- _Work request_
Using the data below, report how many lines hold the word "None". Include nothing else in the reply.

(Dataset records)
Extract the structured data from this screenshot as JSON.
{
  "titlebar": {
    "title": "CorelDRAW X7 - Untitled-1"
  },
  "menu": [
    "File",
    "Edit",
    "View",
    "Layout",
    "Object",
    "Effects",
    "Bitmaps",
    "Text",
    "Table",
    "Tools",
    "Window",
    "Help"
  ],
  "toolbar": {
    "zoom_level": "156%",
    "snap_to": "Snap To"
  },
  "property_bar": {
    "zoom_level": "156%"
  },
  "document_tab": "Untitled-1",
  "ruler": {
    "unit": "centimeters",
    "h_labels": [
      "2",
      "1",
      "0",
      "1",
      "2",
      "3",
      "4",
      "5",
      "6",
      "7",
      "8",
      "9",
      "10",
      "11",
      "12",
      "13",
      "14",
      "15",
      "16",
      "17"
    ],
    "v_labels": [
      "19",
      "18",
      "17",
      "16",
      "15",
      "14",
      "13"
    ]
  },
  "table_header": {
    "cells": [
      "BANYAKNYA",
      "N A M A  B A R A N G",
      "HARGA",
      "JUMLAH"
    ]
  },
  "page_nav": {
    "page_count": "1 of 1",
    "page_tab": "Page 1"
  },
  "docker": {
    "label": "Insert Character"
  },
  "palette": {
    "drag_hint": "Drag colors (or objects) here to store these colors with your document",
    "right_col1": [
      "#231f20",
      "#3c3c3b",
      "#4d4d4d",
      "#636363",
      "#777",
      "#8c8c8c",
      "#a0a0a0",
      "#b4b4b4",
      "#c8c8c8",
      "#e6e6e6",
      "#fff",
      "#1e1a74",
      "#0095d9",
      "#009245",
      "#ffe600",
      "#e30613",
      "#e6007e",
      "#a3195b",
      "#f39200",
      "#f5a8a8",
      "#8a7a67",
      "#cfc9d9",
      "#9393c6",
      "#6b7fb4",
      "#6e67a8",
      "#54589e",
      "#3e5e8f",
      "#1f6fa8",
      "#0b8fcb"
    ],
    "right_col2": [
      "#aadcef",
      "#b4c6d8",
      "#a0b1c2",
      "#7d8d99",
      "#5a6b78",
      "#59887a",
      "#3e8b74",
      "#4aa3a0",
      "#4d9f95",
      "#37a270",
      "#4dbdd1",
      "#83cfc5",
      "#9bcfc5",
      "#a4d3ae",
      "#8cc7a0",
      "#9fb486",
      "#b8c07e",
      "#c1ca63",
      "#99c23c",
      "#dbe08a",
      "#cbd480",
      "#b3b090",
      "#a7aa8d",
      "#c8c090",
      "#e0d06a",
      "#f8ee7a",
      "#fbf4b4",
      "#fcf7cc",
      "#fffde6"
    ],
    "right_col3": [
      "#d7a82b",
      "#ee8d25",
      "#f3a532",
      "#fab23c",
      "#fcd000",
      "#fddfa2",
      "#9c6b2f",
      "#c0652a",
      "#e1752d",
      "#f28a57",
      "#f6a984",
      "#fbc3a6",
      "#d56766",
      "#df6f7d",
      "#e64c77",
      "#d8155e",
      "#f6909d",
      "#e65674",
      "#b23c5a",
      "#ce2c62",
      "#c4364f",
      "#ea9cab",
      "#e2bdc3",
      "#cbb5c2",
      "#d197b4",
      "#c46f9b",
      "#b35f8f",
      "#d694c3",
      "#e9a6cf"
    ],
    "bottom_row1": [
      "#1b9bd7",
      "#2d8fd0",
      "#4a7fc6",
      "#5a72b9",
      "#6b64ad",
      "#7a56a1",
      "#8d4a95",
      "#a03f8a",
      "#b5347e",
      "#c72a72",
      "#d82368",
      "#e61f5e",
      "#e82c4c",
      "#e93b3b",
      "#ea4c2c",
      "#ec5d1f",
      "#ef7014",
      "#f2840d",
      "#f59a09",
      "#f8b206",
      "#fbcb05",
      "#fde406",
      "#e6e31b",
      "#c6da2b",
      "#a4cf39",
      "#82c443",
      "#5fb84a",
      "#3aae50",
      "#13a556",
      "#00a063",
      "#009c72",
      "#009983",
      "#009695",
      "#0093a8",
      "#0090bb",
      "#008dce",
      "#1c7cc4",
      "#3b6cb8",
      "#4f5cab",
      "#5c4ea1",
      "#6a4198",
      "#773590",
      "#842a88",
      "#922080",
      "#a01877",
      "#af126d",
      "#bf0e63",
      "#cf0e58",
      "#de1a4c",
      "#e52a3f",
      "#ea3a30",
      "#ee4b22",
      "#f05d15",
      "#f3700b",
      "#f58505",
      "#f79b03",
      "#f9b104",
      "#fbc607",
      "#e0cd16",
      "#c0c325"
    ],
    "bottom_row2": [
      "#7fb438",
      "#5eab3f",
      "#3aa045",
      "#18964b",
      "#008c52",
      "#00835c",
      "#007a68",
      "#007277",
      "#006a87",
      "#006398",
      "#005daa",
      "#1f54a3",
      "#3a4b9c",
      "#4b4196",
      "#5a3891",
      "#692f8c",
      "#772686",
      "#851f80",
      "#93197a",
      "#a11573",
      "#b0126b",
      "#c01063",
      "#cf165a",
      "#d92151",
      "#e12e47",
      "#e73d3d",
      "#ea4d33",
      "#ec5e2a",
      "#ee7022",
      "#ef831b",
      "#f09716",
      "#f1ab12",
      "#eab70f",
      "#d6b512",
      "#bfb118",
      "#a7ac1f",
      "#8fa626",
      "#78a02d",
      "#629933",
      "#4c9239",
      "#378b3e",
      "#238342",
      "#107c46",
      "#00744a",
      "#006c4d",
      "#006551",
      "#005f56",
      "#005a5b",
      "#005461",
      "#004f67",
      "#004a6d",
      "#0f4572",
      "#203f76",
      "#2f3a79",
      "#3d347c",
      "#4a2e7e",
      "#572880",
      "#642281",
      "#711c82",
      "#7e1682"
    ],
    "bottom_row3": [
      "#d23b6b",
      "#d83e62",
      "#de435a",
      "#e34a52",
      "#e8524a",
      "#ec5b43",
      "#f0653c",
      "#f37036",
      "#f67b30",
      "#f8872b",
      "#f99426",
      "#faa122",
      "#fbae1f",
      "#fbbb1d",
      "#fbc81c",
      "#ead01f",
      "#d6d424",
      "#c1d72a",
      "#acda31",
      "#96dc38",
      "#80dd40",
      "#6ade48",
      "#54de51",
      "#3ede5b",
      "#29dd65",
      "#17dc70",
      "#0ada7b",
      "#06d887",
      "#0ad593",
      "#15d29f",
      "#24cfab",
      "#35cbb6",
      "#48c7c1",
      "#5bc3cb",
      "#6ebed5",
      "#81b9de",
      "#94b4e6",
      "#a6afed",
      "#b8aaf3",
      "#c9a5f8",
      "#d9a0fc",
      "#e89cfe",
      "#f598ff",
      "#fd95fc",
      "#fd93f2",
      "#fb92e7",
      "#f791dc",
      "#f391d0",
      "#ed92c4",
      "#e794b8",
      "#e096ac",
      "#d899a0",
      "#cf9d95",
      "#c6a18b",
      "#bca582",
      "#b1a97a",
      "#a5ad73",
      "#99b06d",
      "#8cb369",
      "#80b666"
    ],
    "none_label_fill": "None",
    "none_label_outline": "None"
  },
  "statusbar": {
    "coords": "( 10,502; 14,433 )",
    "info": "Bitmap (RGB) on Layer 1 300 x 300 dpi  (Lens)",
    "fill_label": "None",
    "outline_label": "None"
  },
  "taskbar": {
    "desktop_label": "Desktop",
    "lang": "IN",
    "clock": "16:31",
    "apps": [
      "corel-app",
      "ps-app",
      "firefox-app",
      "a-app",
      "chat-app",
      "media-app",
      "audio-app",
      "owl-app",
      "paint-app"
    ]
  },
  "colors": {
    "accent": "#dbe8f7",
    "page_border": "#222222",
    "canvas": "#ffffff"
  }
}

- _Response area_
4